## THE PROBLEM
Tally the lines below that hold the string "Целью", and give only the tally.

## LISTED RECORDS
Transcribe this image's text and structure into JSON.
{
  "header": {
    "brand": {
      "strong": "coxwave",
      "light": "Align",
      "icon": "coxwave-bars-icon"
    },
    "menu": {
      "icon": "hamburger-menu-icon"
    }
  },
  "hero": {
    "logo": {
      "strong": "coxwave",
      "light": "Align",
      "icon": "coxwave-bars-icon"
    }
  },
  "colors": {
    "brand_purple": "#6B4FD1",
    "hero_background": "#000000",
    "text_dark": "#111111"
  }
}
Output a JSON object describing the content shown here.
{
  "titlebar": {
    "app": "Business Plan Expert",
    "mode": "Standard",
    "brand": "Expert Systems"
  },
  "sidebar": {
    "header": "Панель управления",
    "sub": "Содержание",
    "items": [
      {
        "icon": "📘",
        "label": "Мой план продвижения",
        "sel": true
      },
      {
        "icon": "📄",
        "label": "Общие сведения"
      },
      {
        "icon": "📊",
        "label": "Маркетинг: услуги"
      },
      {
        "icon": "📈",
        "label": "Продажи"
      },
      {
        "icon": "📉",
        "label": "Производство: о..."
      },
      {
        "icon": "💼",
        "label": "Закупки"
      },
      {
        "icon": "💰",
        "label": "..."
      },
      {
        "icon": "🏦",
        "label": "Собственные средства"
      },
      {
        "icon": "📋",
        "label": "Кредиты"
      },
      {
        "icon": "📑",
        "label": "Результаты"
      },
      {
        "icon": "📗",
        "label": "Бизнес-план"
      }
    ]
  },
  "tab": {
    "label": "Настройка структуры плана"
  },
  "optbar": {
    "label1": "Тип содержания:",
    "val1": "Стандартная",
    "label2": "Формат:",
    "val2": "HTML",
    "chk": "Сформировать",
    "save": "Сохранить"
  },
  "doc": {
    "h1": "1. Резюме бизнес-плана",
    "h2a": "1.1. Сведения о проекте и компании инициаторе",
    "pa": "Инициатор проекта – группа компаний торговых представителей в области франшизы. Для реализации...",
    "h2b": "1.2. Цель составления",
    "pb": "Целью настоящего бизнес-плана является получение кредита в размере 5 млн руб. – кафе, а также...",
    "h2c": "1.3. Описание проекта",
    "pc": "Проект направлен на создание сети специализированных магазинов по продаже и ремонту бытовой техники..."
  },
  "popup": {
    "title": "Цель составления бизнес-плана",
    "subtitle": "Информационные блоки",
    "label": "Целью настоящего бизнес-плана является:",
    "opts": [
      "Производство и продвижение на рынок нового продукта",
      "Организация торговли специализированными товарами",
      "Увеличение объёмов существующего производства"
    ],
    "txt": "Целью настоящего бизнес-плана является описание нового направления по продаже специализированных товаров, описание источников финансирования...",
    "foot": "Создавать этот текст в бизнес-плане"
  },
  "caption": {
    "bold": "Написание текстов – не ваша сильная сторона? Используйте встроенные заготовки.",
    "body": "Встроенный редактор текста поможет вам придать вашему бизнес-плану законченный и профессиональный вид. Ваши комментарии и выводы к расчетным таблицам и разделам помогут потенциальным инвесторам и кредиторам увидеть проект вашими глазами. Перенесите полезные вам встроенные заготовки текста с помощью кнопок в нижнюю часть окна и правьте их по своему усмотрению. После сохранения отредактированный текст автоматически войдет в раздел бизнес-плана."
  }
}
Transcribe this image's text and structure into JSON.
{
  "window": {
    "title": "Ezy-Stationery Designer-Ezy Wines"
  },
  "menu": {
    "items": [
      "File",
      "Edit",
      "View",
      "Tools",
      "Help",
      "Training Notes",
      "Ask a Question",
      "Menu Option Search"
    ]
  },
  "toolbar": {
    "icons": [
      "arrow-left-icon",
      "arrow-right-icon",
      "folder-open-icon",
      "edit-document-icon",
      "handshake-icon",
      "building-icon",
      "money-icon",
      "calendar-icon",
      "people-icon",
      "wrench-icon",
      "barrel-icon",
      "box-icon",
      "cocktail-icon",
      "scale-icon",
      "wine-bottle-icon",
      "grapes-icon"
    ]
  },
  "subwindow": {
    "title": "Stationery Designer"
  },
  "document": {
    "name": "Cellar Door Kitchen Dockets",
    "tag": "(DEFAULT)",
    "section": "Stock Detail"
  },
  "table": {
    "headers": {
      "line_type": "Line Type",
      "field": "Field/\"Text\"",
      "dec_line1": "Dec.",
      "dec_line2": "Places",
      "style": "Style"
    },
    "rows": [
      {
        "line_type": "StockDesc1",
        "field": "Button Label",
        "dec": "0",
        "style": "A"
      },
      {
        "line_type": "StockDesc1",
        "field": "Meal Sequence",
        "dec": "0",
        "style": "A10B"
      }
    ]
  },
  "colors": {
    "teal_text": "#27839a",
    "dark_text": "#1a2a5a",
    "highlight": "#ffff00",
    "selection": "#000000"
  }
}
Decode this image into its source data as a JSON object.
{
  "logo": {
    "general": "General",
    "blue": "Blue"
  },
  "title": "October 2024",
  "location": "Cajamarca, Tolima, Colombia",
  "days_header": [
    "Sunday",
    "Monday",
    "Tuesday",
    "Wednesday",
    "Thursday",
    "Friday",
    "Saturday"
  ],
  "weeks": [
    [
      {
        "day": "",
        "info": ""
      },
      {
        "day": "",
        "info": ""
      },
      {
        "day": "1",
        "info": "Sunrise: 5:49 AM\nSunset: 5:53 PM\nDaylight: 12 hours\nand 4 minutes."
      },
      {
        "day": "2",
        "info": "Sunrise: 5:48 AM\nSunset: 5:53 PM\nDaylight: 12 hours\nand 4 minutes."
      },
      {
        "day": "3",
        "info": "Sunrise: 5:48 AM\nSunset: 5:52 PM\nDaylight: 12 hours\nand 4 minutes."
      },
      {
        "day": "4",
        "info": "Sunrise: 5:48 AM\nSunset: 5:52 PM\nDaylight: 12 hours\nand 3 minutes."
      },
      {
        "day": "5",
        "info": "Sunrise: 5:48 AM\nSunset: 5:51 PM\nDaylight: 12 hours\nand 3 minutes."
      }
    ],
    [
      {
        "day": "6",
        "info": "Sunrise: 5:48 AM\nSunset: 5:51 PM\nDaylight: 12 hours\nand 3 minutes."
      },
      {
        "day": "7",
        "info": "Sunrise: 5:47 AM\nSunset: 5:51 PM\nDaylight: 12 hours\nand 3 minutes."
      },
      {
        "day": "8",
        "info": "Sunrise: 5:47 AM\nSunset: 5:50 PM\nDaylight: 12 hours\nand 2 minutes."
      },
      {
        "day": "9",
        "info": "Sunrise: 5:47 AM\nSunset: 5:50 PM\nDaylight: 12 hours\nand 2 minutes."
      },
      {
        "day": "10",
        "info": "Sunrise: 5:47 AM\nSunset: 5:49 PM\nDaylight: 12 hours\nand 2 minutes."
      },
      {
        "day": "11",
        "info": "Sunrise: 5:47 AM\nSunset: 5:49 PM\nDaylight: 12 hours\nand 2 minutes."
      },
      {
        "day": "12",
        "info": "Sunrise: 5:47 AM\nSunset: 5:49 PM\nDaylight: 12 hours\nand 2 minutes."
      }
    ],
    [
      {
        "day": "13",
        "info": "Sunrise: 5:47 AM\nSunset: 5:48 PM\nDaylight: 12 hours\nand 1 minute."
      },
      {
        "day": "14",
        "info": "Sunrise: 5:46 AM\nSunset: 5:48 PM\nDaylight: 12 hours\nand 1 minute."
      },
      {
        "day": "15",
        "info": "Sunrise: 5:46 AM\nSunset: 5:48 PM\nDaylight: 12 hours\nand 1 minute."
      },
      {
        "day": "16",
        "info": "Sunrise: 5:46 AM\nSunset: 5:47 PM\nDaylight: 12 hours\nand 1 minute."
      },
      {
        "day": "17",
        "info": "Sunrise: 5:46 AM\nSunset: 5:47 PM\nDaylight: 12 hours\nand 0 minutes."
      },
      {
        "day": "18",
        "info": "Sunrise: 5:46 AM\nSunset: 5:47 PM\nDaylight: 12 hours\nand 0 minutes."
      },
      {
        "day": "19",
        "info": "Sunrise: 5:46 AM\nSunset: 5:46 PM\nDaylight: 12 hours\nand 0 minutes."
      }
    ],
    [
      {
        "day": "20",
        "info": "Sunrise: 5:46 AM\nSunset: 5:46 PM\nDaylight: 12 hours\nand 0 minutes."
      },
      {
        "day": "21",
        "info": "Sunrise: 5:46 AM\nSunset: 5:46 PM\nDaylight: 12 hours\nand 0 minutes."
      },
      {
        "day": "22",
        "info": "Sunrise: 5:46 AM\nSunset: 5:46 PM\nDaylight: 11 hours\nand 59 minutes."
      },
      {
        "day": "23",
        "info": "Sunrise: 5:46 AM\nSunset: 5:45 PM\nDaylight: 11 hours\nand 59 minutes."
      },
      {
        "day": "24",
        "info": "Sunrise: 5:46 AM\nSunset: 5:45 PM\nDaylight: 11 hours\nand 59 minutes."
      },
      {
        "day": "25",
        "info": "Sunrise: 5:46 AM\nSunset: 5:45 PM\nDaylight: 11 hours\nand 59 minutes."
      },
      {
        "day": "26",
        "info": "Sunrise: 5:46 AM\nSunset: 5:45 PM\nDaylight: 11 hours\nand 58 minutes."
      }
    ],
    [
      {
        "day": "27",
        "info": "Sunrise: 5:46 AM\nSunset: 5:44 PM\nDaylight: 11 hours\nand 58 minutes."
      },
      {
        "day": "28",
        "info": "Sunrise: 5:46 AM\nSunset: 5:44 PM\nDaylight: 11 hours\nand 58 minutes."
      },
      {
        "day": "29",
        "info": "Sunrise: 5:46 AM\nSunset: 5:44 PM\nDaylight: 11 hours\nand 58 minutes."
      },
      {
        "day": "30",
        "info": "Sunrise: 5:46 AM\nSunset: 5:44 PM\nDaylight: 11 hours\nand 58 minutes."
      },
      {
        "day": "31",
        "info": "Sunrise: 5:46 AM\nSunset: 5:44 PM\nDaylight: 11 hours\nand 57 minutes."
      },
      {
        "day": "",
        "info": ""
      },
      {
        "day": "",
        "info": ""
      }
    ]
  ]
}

## TASK SOLUTION
3